START Input data

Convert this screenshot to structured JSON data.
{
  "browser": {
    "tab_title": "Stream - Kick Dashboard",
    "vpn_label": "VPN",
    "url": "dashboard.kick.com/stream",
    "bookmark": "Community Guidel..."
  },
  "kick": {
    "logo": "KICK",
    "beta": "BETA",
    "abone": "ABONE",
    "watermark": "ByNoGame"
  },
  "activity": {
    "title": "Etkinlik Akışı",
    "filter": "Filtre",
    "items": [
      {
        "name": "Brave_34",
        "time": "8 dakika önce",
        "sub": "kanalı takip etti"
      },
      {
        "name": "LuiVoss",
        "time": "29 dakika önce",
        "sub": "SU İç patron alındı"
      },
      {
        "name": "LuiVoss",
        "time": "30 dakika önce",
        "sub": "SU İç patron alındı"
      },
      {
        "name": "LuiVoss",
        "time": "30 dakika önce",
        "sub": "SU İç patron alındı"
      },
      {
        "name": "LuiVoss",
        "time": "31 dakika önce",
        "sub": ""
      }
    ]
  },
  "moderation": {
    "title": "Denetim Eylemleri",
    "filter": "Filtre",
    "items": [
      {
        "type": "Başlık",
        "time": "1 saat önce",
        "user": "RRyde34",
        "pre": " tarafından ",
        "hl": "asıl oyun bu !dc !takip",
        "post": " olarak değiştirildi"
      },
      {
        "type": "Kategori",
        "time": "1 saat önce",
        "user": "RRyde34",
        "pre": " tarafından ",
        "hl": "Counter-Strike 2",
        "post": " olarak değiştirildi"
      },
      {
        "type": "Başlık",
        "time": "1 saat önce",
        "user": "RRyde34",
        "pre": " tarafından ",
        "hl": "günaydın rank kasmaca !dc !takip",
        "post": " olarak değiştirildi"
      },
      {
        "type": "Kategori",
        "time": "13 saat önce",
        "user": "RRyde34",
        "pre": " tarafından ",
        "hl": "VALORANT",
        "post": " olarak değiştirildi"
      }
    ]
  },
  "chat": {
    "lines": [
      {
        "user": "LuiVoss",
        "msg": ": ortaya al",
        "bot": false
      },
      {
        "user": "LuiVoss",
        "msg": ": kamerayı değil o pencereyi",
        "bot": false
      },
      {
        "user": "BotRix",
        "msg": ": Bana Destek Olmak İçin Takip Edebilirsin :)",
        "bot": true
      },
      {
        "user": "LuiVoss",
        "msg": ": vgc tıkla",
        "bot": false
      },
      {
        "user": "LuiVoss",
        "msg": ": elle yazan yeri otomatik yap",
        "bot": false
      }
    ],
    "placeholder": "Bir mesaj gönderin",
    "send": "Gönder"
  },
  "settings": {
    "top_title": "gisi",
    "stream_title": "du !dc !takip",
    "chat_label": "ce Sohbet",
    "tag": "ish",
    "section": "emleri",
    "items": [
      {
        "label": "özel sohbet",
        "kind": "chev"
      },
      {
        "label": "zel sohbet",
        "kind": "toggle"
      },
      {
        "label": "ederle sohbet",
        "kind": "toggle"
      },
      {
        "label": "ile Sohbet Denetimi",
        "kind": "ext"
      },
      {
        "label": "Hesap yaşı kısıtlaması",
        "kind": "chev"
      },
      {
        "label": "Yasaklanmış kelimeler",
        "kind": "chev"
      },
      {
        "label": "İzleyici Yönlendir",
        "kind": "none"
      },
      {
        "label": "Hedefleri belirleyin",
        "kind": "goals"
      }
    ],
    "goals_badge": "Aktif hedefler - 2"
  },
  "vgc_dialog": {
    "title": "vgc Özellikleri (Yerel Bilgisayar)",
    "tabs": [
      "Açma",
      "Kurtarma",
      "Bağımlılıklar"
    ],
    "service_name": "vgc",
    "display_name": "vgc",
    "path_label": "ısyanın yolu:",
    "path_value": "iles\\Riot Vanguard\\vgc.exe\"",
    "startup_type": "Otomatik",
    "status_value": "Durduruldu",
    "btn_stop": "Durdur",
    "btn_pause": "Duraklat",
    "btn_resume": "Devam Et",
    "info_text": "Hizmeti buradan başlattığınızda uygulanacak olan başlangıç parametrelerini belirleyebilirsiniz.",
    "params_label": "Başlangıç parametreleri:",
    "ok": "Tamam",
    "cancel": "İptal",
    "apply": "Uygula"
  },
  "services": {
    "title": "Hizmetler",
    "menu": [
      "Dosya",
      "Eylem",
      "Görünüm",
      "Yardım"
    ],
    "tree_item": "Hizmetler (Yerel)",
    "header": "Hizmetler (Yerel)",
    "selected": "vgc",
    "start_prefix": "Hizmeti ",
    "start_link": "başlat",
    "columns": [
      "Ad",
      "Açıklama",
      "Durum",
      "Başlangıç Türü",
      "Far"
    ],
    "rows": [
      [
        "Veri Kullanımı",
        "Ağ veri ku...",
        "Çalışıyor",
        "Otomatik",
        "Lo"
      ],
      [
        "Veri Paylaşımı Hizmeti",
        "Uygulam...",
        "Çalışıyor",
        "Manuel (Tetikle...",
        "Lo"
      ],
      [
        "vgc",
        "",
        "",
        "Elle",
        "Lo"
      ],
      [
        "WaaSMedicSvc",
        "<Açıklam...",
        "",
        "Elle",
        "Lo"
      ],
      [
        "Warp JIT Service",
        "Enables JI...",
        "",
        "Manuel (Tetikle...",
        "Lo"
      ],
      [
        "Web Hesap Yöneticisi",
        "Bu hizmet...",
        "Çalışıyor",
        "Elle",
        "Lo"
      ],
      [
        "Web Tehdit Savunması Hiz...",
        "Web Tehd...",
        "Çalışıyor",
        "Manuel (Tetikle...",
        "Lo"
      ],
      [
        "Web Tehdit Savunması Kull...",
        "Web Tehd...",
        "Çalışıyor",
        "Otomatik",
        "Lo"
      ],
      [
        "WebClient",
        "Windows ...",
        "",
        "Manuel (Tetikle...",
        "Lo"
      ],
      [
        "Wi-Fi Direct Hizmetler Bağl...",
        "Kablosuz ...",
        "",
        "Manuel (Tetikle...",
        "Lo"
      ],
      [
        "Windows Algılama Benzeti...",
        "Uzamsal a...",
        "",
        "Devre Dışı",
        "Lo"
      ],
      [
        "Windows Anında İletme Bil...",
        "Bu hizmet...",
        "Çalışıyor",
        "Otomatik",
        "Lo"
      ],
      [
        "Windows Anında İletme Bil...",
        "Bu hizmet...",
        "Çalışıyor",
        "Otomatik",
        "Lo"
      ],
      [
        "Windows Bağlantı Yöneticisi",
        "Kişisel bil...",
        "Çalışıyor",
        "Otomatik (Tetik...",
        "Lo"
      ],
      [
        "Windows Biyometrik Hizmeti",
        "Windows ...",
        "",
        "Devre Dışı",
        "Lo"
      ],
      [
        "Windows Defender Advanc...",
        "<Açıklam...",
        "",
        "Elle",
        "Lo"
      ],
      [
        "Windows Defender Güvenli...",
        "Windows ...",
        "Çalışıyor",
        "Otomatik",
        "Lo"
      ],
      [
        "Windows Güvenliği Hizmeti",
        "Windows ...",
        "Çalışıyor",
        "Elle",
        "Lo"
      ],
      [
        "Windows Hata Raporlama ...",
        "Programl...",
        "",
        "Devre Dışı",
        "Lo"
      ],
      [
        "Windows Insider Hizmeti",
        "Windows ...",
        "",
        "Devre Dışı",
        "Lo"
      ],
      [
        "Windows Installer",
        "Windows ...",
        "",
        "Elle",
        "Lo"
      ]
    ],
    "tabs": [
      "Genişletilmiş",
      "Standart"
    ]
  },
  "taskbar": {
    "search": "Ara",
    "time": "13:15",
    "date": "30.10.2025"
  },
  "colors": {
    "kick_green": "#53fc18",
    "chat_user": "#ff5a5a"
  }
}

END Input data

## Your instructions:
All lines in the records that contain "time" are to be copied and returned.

## Exercise response:
        "time": "8 dakika önce",
        "time": "29 dakika önce",
        "time": "30 dakika önce",
        "time": "30 dakika önce",
        "time": "31 dakika önce",
        "time": "1 saat önce",
        "time": "1 saat önce",
        "time": "1 saat önce",
        "time": "13 saat önce",
    "time": "13:15",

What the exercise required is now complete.